Extreme Measures (1996) - Script doctor.
The Ghost and the Darkness (1996)
The Chamber (1997)
Fierce Creatures (1997)
Absolute Power (1997)
Good Will Hunting (1997) - Called in as a script doctor.
The General's Daughter (1999)
Hearts in Atlantis (2001)
I don't know about you, but if I'd had my fingers in that many pots, there'd be no living with me. There are people out there who don't have a tenth of Goldman's experience who are, in fact, humongous jerks. This is a guy who can't tell his life story in one book because the publisher knows nobody will be able to afford - or lift - the resulting brick.
Adventures in the Screen Trade went back to the early days and stopped before Goldman ended up wandering in the wilderness.
Ironically, it was Goldman's early success that doomed him in the 80s. At a time when the country was going retro, with a president who belonged in a fifties movie (with a chimp), Goldman was cast aside as being "too old." He's the proof that ageism does exist. Suddenly, nobody wanted to return the calls of the writer whose credits sound like something out of a young writer's wet dreams.
Guess how Goldman solved his problem.
He wrote The Princess Bride - as a novel. That story, which spoofed the fairy tale genre long before Shrek, caught the eye of Rob Reiner and became Goldman's meal ticket back. To get the rights to the novel, they had to give the script to Goldman, who knew how to turn his book into light, easy, comedy.
Billy Crystal, who played the bit part of Miracle Max (and whose credits up to this point where either bit parts or the horrible Rabbit Test) - turned in the performance that made a career. His next five films were Throw Momma from the Train, Memories of Me, When Harry Met Sally, City Slickers and Mr. Saturday Night.
Crystal wouldn't have been the premiere standup-turned-comedy-star of the late 80s were he not so gifted. But he wouldn't have caught the right sets of eye were it not for an opportunity he got in a Rob Reiner film written by William Goldman.
Adventures of the Screen Trade tells the first part of the story. It takes us back to the sixties, before Goldman became the legend whose line "Nobody knows anything" became the scriptural utterance in screenwriting classes, film festivals and studio boardrooms. It shows us Goldman struggling to prove he can write. He has to deal with Hollywood's crazies - the producers, the directors and the money men. Yet, Goldman, true to the "old school" charm that is often lost in today's "get it while it's hot" culture of tell-all books, is amazingly respectful of the masters of a previous generation.

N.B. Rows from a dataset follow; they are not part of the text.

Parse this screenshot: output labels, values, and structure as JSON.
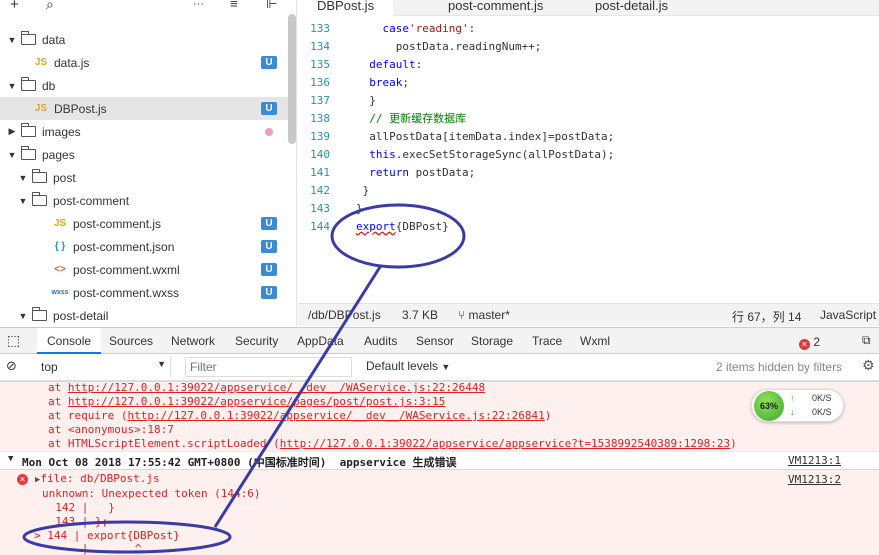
{
  "explorer": {
    "toolbar": {
      "add": "+",
      "search": "⌕",
      "more": "···",
      "collapse": "≡",
      "split": "⊩"
    },
    "rows": [
      {
        "label": "data",
        "kind": "folder",
        "depth": 0,
        "badge": ""
      },
      {
        "label": "data.js",
        "kind": "js",
        "depth": 1,
        "badge": "U"
      },
      {
        "label": "db",
        "kind": "folder",
        "depth": 0,
        "badge": ""
      },
      {
        "label": "DBPost.js",
        "kind": "js",
        "depth": 1,
        "badge": "U",
        "selected": true
      },
      {
        "label": "images",
        "kind": "folder-collapsed",
        "depth": 0,
        "badge": "dot"
      },
      {
        "label": "pages",
        "kind": "folder",
        "depth": 0,
        "badge": ""
      },
      {
        "label": "post",
        "kind": "folder",
        "depth": 1,
        "badge": ""
      },
      {
        "label": "post-comment",
        "kind": "folder",
        "depth": 2,
        "badge": ""
      },
      {
        "label": "post-comment.js",
        "kind": "js",
        "depth": 3,
        "badge": "U"
      },
      {
        "label": "post-comment.json",
        "kind": "json",
        "depth": 3,
        "badge": "U"
      },
      {
        "label": "post-comment.wxml",
        "kind": "wxml",
        "depth": 3,
        "badge": "U"
      },
      {
        "label": "post-comment.wxss",
        "kind": "wxss",
        "depth": 3,
        "badge": "U"
      },
      {
        "label": "post-detail",
        "kind": "folder",
        "depth": 2,
        "badge": ""
      }
    ],
    "icons": {
      "js": "JS",
      "json": "{ }",
      "wxml": "<>",
      "wxss": "wxss"
    }
  },
  "editor": {
    "tabs": [
      "DBPost.js",
      "post-comment.js",
      "post-detail.js"
    ],
    "lines": [
      {
        "n": "133",
        "t": "    case'reading':"
      },
      {
        "n": "134",
        "t": "      postData.readingNum++;"
      },
      {
        "n": "135",
        "t": "  default:"
      },
      {
        "n": "136",
        "t": "  break;"
      },
      {
        "n": "137",
        "t": "  }"
      },
      {
        "n": "138",
        "t": "  // 更新缓存数据库"
      },
      {
        "n": "139",
        "t": "  allPostData[itemData.index]=postData;"
      },
      {
        "n": "140",
        "t": "  this.execSetStorageSync(allPostData);"
      },
      {
        "n": "141",
        "t": "  return postData;"
      },
      {
        "n": "142",
        "t": " }"
      },
      {
        "n": "143",
        "t": "}"
      },
      {
        "n": "144",
        "t": "export{DBPost}"
      }
    ],
    "status": {
      "path": "/db/DBPost.js",
      "size": "3.7 KB",
      "branch": "master*",
      "position": "行 67，列 14",
      "language": "JavaScript"
    }
  },
  "devtools": {
    "tabs": [
      "Console",
      "Sources",
      "Network",
      "Security",
      "AppData",
      "Audits",
      "Sensor",
      "Storage",
      "Trace",
      "Wxml"
    ],
    "error_count": "2",
    "context": "top",
    "filter_placeholder": "Filter",
    "levels": "Default levels",
    "hidden_info": "2 items hidden by filters",
    "stack": [
      {
        "pre": "at ",
        "link": "http://127.0.0.1:39022/appservice/__dev__/WAService.js:22:26448",
        "post": ""
      },
      {
        "pre": "at ",
        "link": "http://127.0.0.1:39022/appservice/pages/post/post.js:3:15",
        "post": ""
      },
      {
        "pre": "at require (",
        "link": "http://127.0.0.1:39022/appservice/__dev__/WAService.js:22:26841",
        "post": ")"
      },
      {
        "pre": "at <anonymous>:18:7",
        "link": "",
        "post": ""
      },
      {
        "pre": "at HTMLScriptElement.scriptLoaded (",
        "link": "http://127.0.0.1:39022/appservice/appservice?t=1538992540389:1298:23",
        "post": ")"
      }
    ],
    "group_header": "Mon Oct 08 2018 17:55:42 GMT+0800 (中国标准时间)  appservice 生成错误",
    "group_vm": "VM1213:1",
    "error": {
      "file": "file: db/DBPost.js",
      "vm": "VM1213:2",
      "msg": "unknown: Unexpected token (144:6)",
      "l142": "  142 |   }",
      "l143": "  143 | };",
      "l144": "> 144 | export{DBPost}",
      "caret": "      |       ^"
    }
  },
  "network_widget": {
    "percent": "63%",
    "up": "0K/S",
    "down": "0K/S",
    "up_arrow": "↑",
    "down_arrow": "↓"
  },
  "colors": {
    "annotation": "#3a3aa8",
    "error": "#d22222",
    "badge": "#3a8bd1"
  }
}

Edward Norton, in the commentary for the Fight Club dvd, made a disparaging remark about Goldman, to the effect that he and others were "out of touch." It's not the first time someone has written Goldman off as "too old." His line of credits going back to the sixties certainly gives the impression of a man who belongs in a time so far distant (Hollywood is a place where everything has to be now, now, now) Goldman might as well have written his memoirs on clay tablets. Adventures in the Screen Trade tells stories of films so far back, there are huge numbers of young people today who have either never heard of these films, or who won't know anything about them until they're remade five years from now. (In the case of The Stepford Wives, that's already been done.)
You'd think Goldman were an old-timer whose best days are behind him, till you read his follow-up book, Which Lie Did I Tell: More Adventures in the Screen Trade. That book, which picks things up from the 80s on, shows that Goldman is still writing movies we want to see (though the General's Daughter is a movie I wish I'd never seen).
Like many an old movie ripe for a remake, Goldman's memoirs take us into a world that feels old-fashioned and folksie - until you get your bearings. That's when you realize that "the more things change, the more they stay the same."